• You will be encouraged to serve yourself, after being told where to find the available food and drink. Hesitation will only cause your hosts to feel annoyance, if only because they genuinely want you to feel "at home."
• It is customary for guests to bring beer or a bottle of wine for their hosts.
• Barbecues, affectionately known as "barbies," are a very popular form of home entertaining. Guests will be required to dress casually and engage in lively socializing.
• Unannounced visits are not part of Australian culture; always make it a point to make a call before you wish to meet the people.
– giving is generally not a part of Australian culture. However, if you are
invited for dinner, it's permissible to bring a token gift of flowers,
chocolates, or wine.
• An illustrated book from your home region can be another welcome gift.
• A preserved food product unique to your home region can also be a good choice; preserves must be canned or bottled or they will be confiscated by Australian customs.
• Bear in mind that your thoughtful choice is considered more important than the actual cost of the gif
Do visit a pub, especially in smaller towns, for a slice of Aussieness (you'll likely see poker machines adjacent to bars or eating areas). Even where good restaurants are expensive, you can usually get a good, cheap pub lunch or snack at a milk bar or coffee shop...
Do seek out sporting clubs (motor, rugby or soccer) that allow nonmembers to sign in. You can enjoy an inexpensive, high-quality lunch or dinner and entertainment on the weekends...

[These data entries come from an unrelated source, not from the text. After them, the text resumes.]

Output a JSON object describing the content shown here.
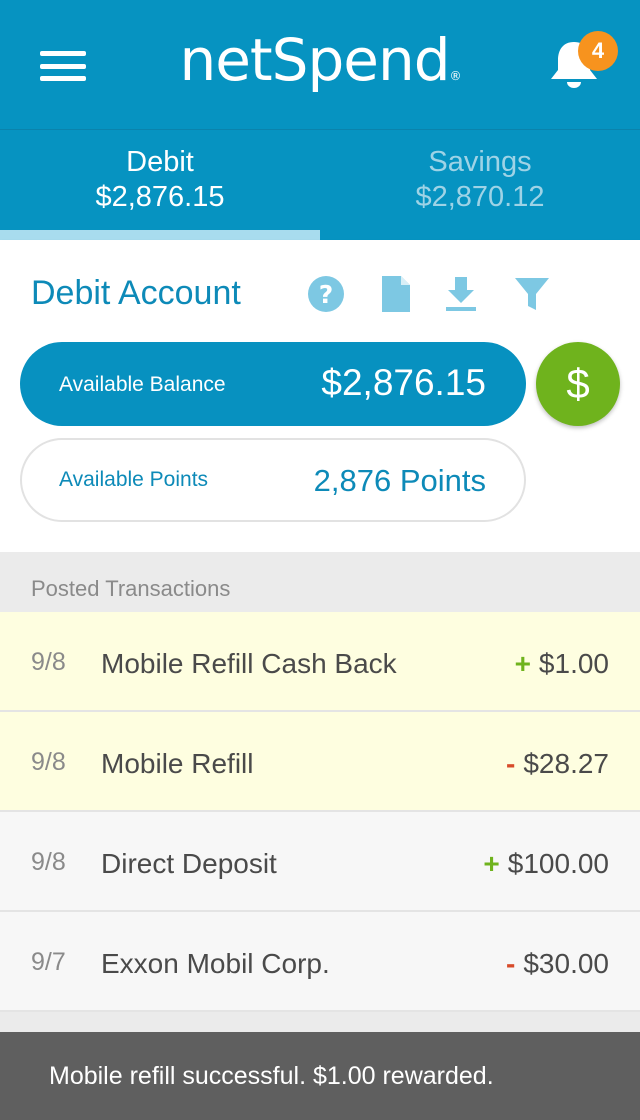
{
  "header": {
    "logo_text": "netSpend",
    "logo_mark": "®",
    "notification_count": "4",
    "menu_icon": "hamburger-menu-icon",
    "bell_icon": "bell-icon",
    "brand_color": "#0693c1"
  },
  "tabs": [
    {
      "label": "Debit",
      "amount": "$2,876.15",
      "active": true
    },
    {
      "label": "Savings",
      "amount": "$2,870.12",
      "active": false
    }
  ],
  "account": {
    "title": "Debit Account",
    "tools": [
      "help-icon",
      "document-icon",
      "download-icon",
      "filter-icon"
    ],
    "balance_label": "Available Balance",
    "balance_value": "$2,876.15",
    "dollar_symbol": "$",
    "points_label": "Available Points",
    "points_value": "2,876 Points"
  },
  "transactions": {
    "heading": "Posted Transactions",
    "items": [
      {
        "date": "9/8",
        "description": "Mobile Refill Cash Back",
        "sign": "+",
        "amount": "$1.00"
      },
      {
        "date": "9/8",
        "description": "Mobile Refill",
        "sign": "-",
        "amount": "$28.27"
      },
      {
        "date": "9/8",
        "description": "Direct Deposit",
        "sign": "+",
        "amount": "$100.00"
      },
      {
        "date": "9/7",
        "description": "Exxon Mobil Corp.",
        "sign": "-",
        "amount": "$30.00"
      }
    ]
  },
  "toast": {
    "message": "Mobile refill successful. $1.00 rewarded."
  }
}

Don't be surprised if the Australian
version of English leaves you mystified. Australians use slang liberally, and
we saw a play in
Don't count on cuddling a koala while you're Down Under. The adorable, sleepy-looking creatures, which appear so cuddly as they cling to their eucalyptus branches, are not fond of being petted: They've been known to piddle on would-be human fondlers. Some places have ended the practice of allowing visitors to handle the animals...
Do attend an Aboriginal music and dance performance. Its a great opportunity to hear the low-pitched drone of the didgeridoo, a wind instrument made from a small hollow tree trunk...
Don't be surprised by what they wear (or
don't wear) on the beaches. Lady Jane is the nude beach in
Do try Vegemite, a yeast spread that has the same standing that peanut butter has in North American cuisine. But it's best to start with a small taste (and we mean small)...
Do visit a working sheep station. There are many
Tipping: Tipping traditionally has not been required in restaurants or taxis, but the practice is changing. Everyone you'll meet seems to have a different opinion on the subject, so use your own judgment.
Recommended Guidebooks and reading
Stepping Lightly on
The Fatal Shore by Robert Hughes (Knopf). A superb history of the founding of
Triumph of the Nomads: A History of Aboriginal
Kakadu, Looking After the Country -- The
The Songlines by Bruce Chatwin (Viking-Penguin) is a semifictional journey into the world of the Aborigines and a meditation on the meaning of Dreamtime, the Aboriginal creation myth.